Once the details are ironed out, parking on any pavement in Scotland will be illegal.
Any motorists caught will receive a penalty charge notice (PCN).
The Scottish government announced the ban in 2019, but as it’s nationwide, it’s thought that it’ll take five years to implement.
From the middle of next year, local authorities in Wales will have the authority to crack down on pavement parkers.
The Welsh government says it doesn’t want to penalise people if they have no other choice but to park on the pavement.
By giving the responsibility to local councils, they can target hotspots and use their discretion to penalise pavement parking.
Currently in England it’s illegal to park on the pavement only in London.
This could change, though, as the Westminster government last year ran a consultation on ways to solve the pavement parking issue.
One option was to follow Wales’s lead and let local councils tackle pavement parking.
The government has also suggested improving the system that councils use to make parking restrictions, as it’s time-consuming and labour-intensive.
But no legislative proposals have been introduced as a result of the consultation.
There’s no blanket ban on parking in Northern Ireland.
Why can’t I always park on the pavement?
When you park on the pavement, you’re blocking part of the footway.
As a result, pedestrians may have no choice but to walk round your car via the road – putting themselves at risk.
More than seven in 10 (72%) people told us they’d had to do this due to pavement parkers.
More than two in five (44%) told us they felt in danger because of this.
The issue is particularly worrying for people who have a disability, are elderly or have young children.
Stephen Edwards, director of policy and communications at Living Streets, said:
“We’re regularly contacted by disabled and older people who feel trapped in their homes because there isn’t enough room on the pavement for wheelchairs or mobility scooters.

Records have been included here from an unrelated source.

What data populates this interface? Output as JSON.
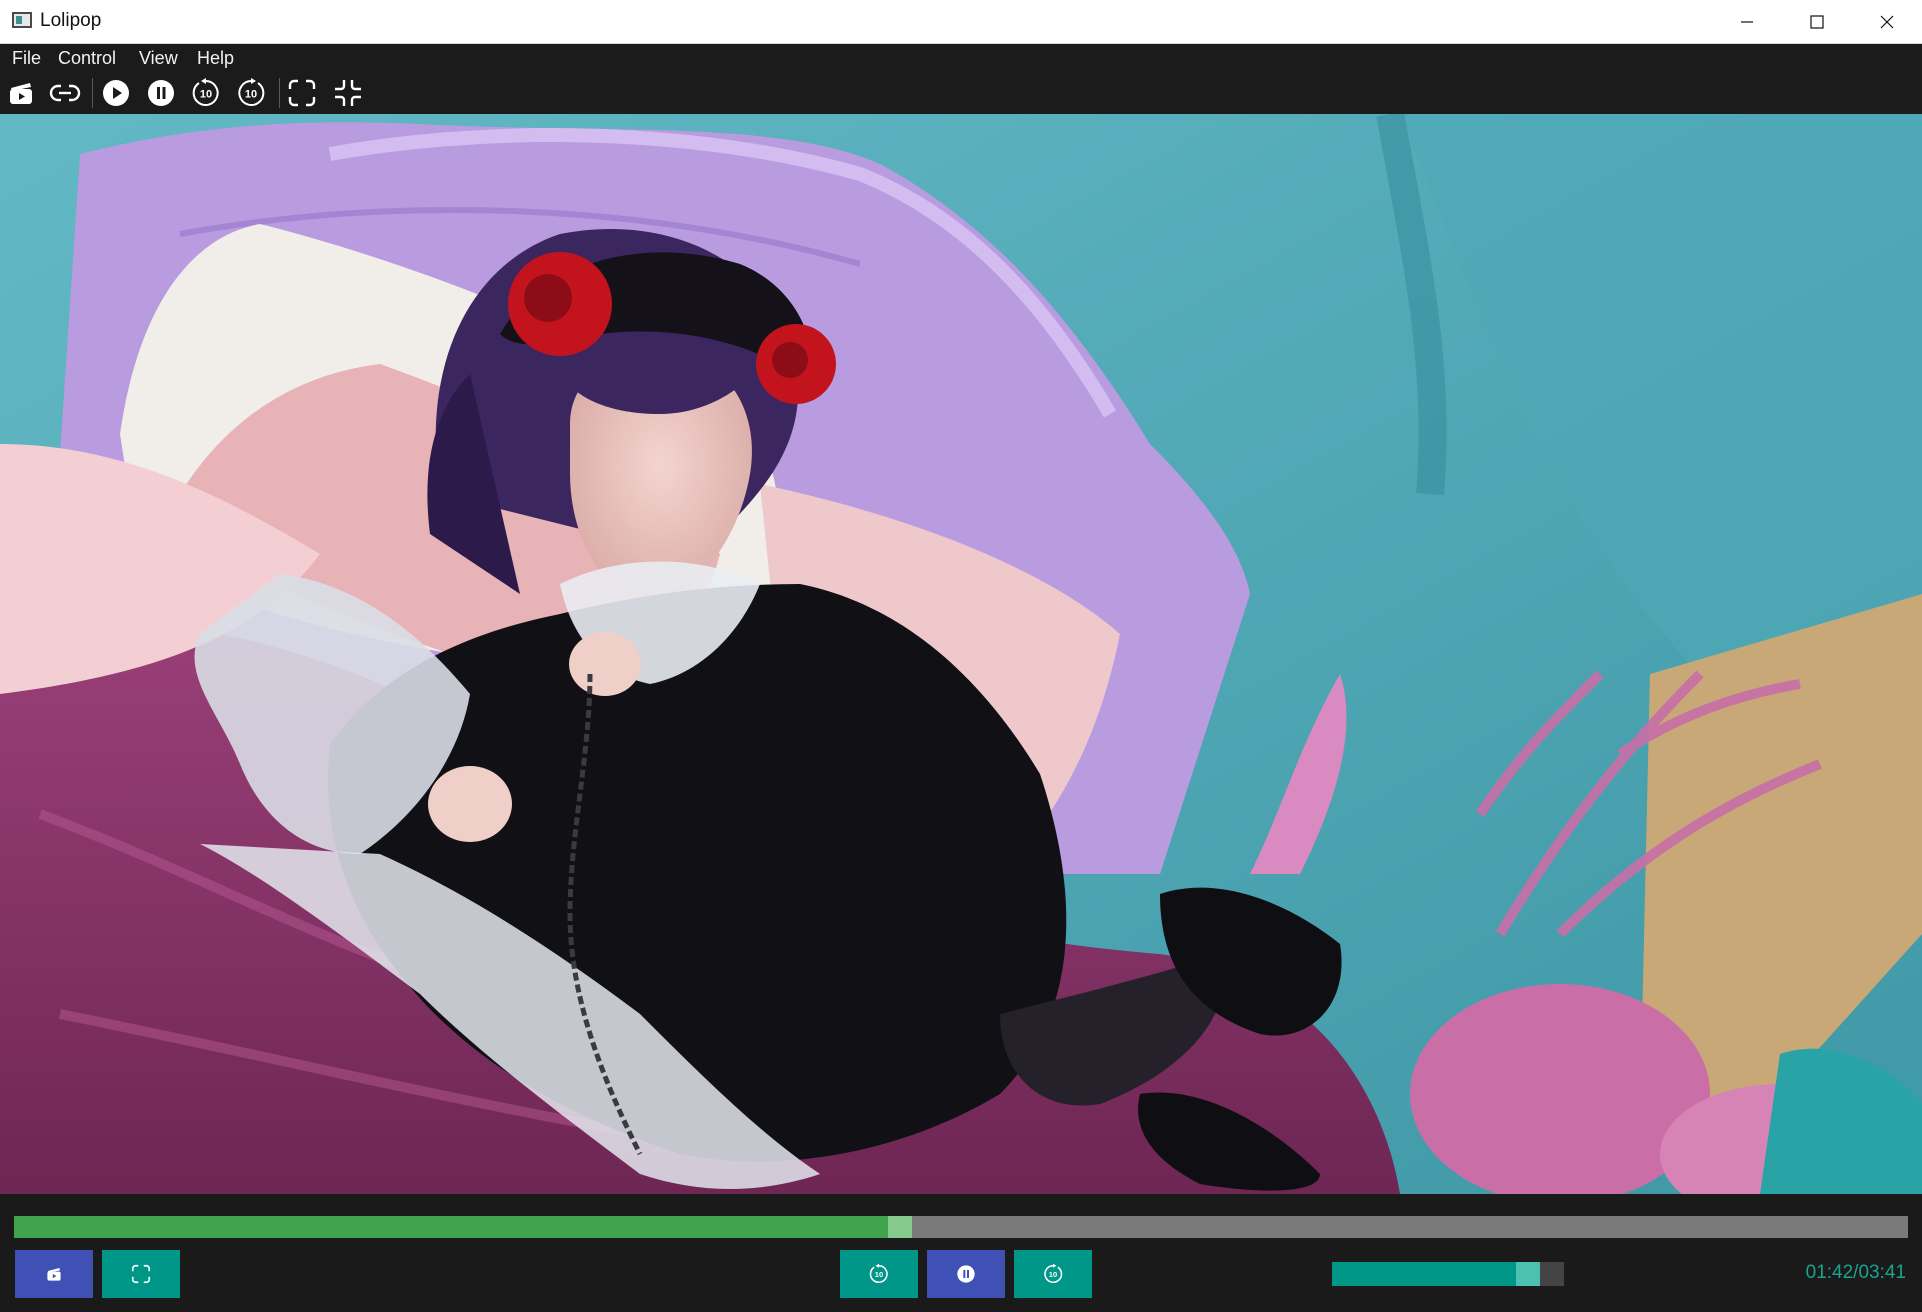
{
  "window": {
    "title": "Lolipop",
    "app_icon": "app-window-icon"
  },
  "menu": [
    "File",
    "Control",
    "View",
    "Help"
  ],
  "toolbar": [
    {
      "name": "open-file-icon"
    },
    {
      "name": "open-url-icon"
    },
    {
      "name": "play-icon"
    },
    {
      "name": "pause-icon"
    },
    {
      "name": "rewind-10-icon"
    },
    {
      "name": "forward-10-icon"
    },
    {
      "name": "fullscreen-icon"
    },
    {
      "name": "exit-fullscreen-icon"
    }
  ],
  "player": {
    "progress_fraction": 0.4615,
    "volume_fraction": 0.8,
    "time_display": "01:42/03:41"
  },
  "colors": {
    "progress_played": "#3fa34d",
    "progress_track": "#7a7a7a",
    "button_blue": "#3f51b5",
    "button_teal": "#009688",
    "time_text": "#17a58e"
  },
  "controls": [
    {
      "name": "open-file-button",
      "icon": "open-file-icon"
    },
    {
      "name": "fullscreen-button",
      "icon": "fullscreen-icon"
    },
    {
      "name": "rewind-button",
      "icon": "rewind-10-icon"
    },
    {
      "name": "pause-button",
      "icon": "pause-icon"
    },
    {
      "name": "forward-button",
      "icon": "forward-10-icon"
    }
  ]
}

“This has impacted more people during the pandemic, with blocked pavements affecting everyone’s ability to physically distance.”
Pavements aren’t designed to be parked on, and over time the surface can become uneven or cracked, causing trip hazards.
What will happen if I’m caught parking on the pavement?
You’ll receive a PCN if you’re caught parking on a pavement where it’s not permitted.
You may receive a charge that you have to pay within 28 days, this is usually reduced if you pay within 14 days.
This will depend on your local council’s rules, though.
If you’re caught by the police, you’ll be charged with the “offence of obstruction” and be given a fixed penalty notice.
You could be charged up to £200 and get penalty points on your licence.
What can I do if someone parks on the pavement outside my house?
It depends on where in the UK it is, and what the local laws are. If, for example, you’re in London, where it’s not allowed, you can call the local authority and ask if they can send a traffic warden to have a look.
But if you live elsewhere, unless or until there is a blanket ban on the practice, you might find there’s little you can do about it.
It could be worse, a motorist could park on your private driveway - a situation the police can do very little about.
*Figures taken from omnibus research carried out by OnePoll on behalf of Confused.com. This was a nationally-representative poll of 2,000 UK adults. The research was conducted between 11 November and 13 November 2020.